**** Working data

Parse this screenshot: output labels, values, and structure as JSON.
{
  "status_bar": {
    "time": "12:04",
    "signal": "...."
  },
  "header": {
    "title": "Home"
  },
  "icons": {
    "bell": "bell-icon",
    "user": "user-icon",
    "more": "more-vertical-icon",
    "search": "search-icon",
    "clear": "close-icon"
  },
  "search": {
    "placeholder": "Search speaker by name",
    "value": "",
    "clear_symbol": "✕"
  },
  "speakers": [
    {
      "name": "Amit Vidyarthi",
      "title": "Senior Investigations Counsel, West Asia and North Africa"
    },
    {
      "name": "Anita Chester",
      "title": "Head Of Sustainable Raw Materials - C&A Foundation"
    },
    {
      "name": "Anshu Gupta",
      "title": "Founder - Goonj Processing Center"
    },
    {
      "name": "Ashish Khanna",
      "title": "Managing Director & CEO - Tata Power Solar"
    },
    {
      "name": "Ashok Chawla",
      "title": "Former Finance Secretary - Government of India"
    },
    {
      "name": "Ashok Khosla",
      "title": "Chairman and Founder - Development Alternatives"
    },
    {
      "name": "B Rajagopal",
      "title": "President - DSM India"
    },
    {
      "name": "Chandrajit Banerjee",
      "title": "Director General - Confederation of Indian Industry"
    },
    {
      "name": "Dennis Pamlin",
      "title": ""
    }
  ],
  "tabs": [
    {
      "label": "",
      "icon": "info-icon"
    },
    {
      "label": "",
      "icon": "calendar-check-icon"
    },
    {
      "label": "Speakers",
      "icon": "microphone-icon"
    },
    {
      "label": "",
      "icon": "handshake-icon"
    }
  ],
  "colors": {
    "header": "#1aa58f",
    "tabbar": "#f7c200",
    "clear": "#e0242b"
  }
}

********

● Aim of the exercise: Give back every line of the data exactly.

● Task response:
Parse this screenshot: output labels, values, and structure as JSON.
{
  "status_bar": {
    "time": "12:04",
    "signal": "...."
  },
  "header": {
    "title": "Home"
  },
  "icons": {
    "bell": "bell-icon",
    "user": "user-icon",
    "more": "more-vertical-icon",
    "search": "search-icon",
    "clear": "close-icon"
  },
  "search": {
    "placeholder": "Search speaker by name",
    "value": "",
    "clear_symbol": "✕"
  },
  "speakers": [
    {
      "name": "Amit Vidyarthi",
      "title": "Senior Investigations Counsel, West Asia and North Africa"
    },
    {
      "name": "Anita Chester",
      "title": "Head Of Sustainable Raw Materials - C&A Foundation"
    },
    {
      "name": "Anshu Gupta",
      "title": "Founder - Goonj Processing Center"
    },
    {
      "name": "Ashish Khanna",
      "title": "Managing Director & CEO - Tata Power Solar"
    },
    {
      "name": "Ashok Chawla",
      "title": "Former Finance Secretary - Government of India"
    },
    {
      "name": "Ashok Khosla",
      "title": "Chairman and Founder - Development Alternatives"
    },
    {
      "name": "B Rajagopal",
      "title": "President - DSM India"
    },
    {
      "name": "Chandrajit Banerjee",
      "title": "Director General - Confederation of Indian Industry"
    },
    {
      "name": "Dennis Pamlin",
      "title": ""
    }
  ],
  "tabs": [
    {
      "label": "",
      "icon": "info-icon"
    },
    {
      "label": "",
      "icon": "calendar-check-icon"
    },
    {
      "label": "Speakers",
      "icon": "microphone-icon"
    },
    {
      "label": "",
      "icon": "handshake-icon"
    }
  ],
  "colors": {
    "header": "#1aa58f",
    "tabbar": "#f7c200",
    "clear": "#e0242b"
  }
}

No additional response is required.